** EXERCISE **
Please retype every record below exactly, leaving the pictures out.
### SUPPLIED INFORMATION
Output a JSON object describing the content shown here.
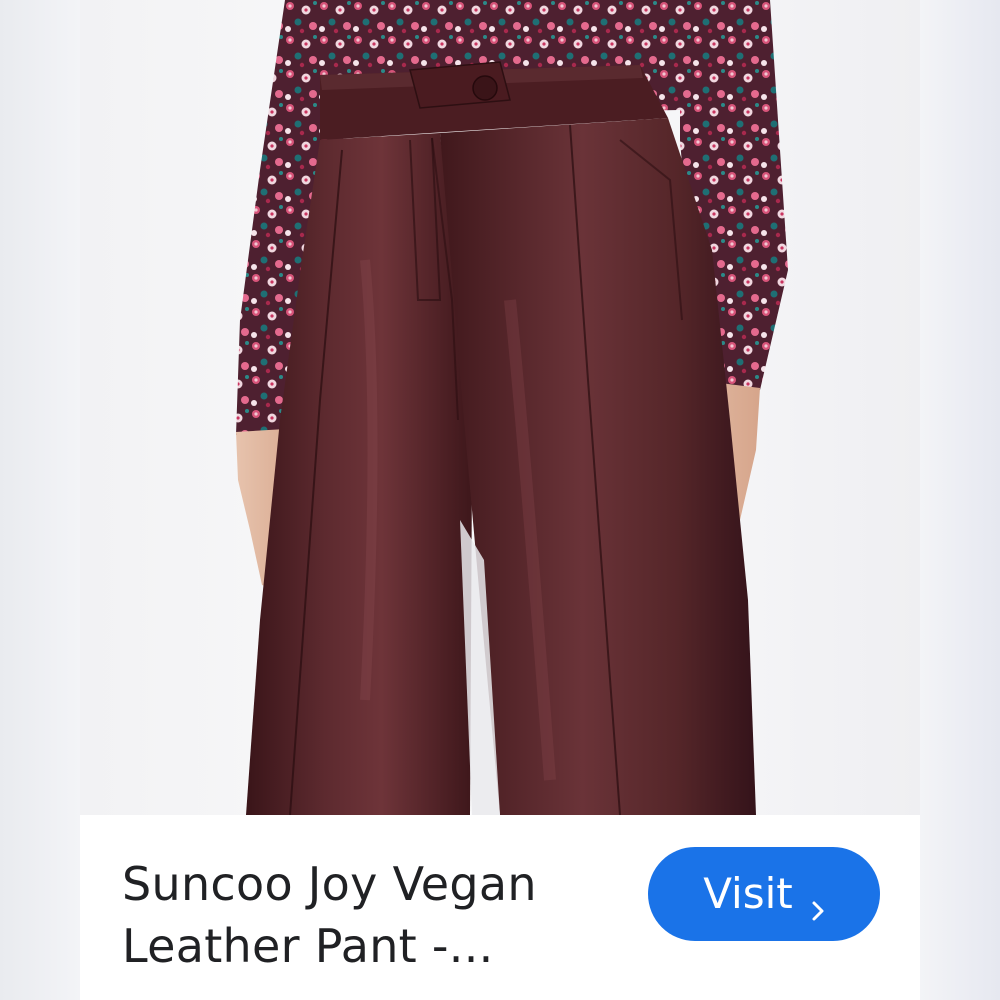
{
  "product": {
    "title": "Suncoo Joy Vegan Leather Pant -...",
    "image_alt": "Model wearing burgundy vegan leather wide-leg pants and a floral print top"
  },
  "actions": {
    "visit_label": "Visit",
    "visit_icon": "chevron-right-icon"
  },
  "colors": {
    "accent": "#1a73e8",
    "title_text": "#202124",
    "pants": "#4a1e22",
    "blouse": "#5b2536"
  }
}
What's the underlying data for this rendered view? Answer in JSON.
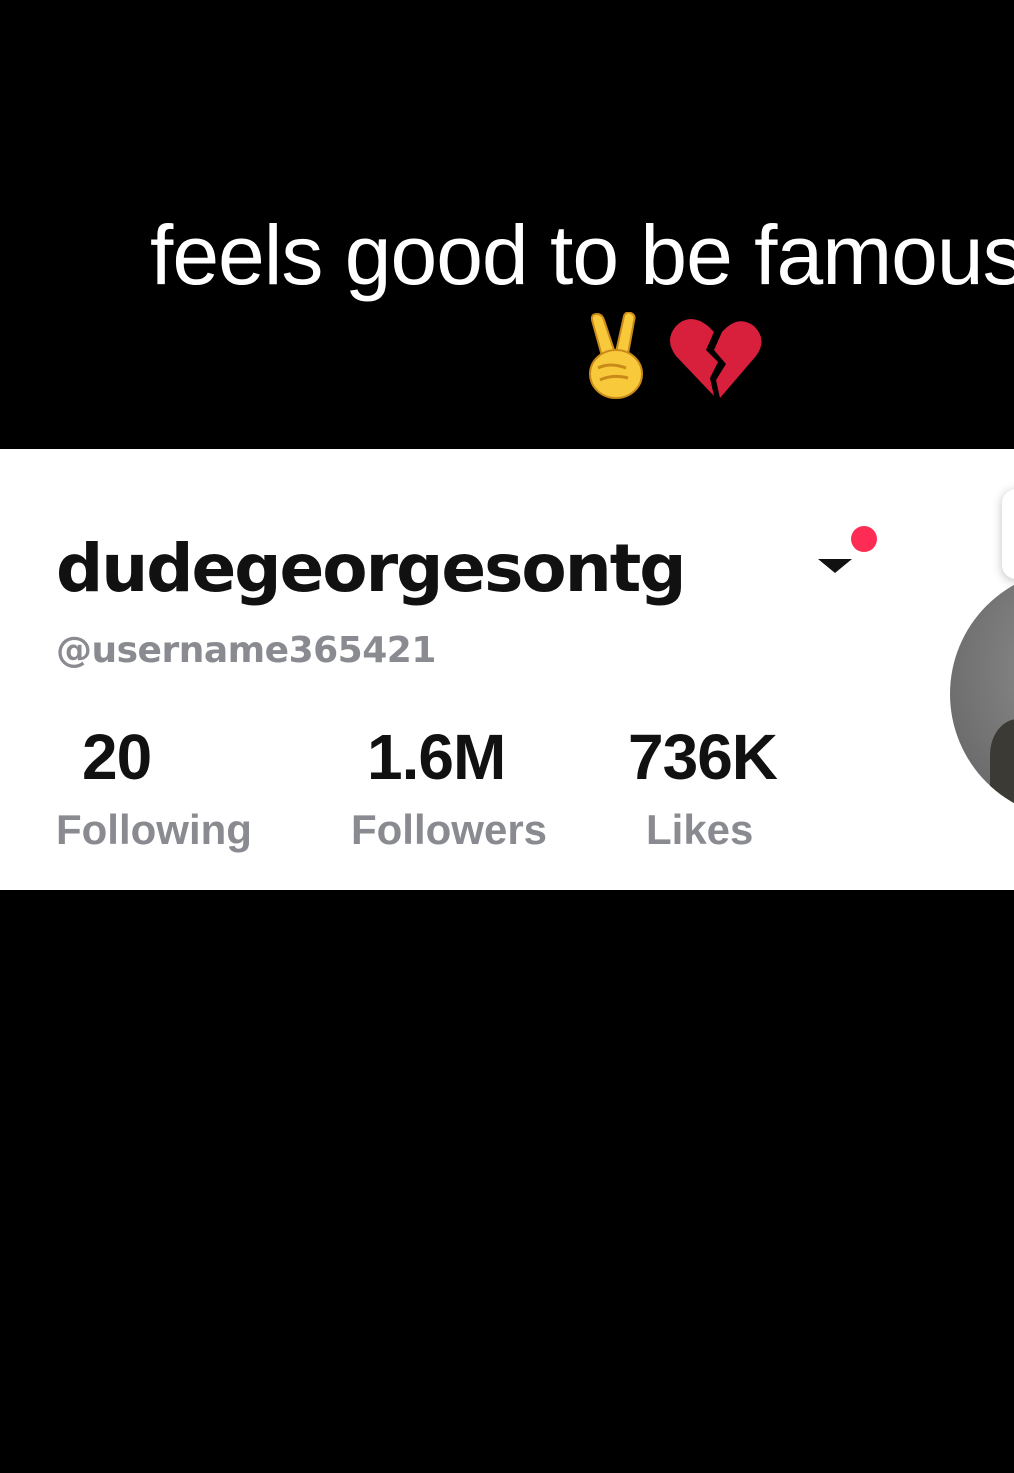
{
  "caption": {
    "text": "feels good to be famous",
    "emoji_icons": [
      "victory-hand-icon",
      "broken-heart-icon"
    ]
  },
  "profile": {
    "display_name": "dudegeorgesontg",
    "username": "@username365421",
    "switch_account_icon": "chevron-down-icon",
    "notification_dot_color": "#fe2c55",
    "stats": [
      {
        "value": "20",
        "label": "Following"
      },
      {
        "value": "1.6M",
        "label": "Followers"
      },
      {
        "value": "736K",
        "label": "Likes"
      }
    ]
  },
  "colors": {
    "background": "#000000",
    "card": "#ffffff",
    "primary_text": "#111111",
    "secondary_text": "#8a8b91",
    "accent": "#fe2c55"
  }
}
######
** RESPONSE BELOW **
Output a JSON object describing the content shown here.
{
  "product": {
    "title": "Suncoo Joy Vegan Leather Pant -...",
    "image_alt": "Model wearing burgundy vegan leather wide-leg pants and a floral print top"
  },
  "actions": {
    "visit_label": "Visit",
    "visit_icon": "chevron-right-icon"
  },
  "colors": {
    "accent": "#1a73e8",
    "title_text": "#202124",
    "pants": "#4a1e22",
    "blouse": "#5b2536"
  }
}
What's the underlying data for this rendered view? Answer in JSON.
{
  "caption": {
    "text": "feels good to be famous",
    "emoji_icons": [
      "victory-hand-icon",
      "broken-heart-icon"
    ]
  },
  "profile": {
    "display_name": "dudegeorgesontg",
    "username": "@username365421",
    "switch_account_icon": "chevron-down-icon",
    "notification_dot_color": "#fe2c55",
    "stats": [
      {
        "value": "20",
        "label": "Following"
      },
      {
        "value": "1.6M",
        "label": "Followers"
      },
      {
        "value": "736K",
        "label": "Likes"
      }
    ]
  },
  "colors": {
    "background": "#000000",
    "card": "#ffffff",
    "primary_text": "#111111",
    "secondary_text": "#8a8b91",
    "accent": "#fe2c55"
  }
}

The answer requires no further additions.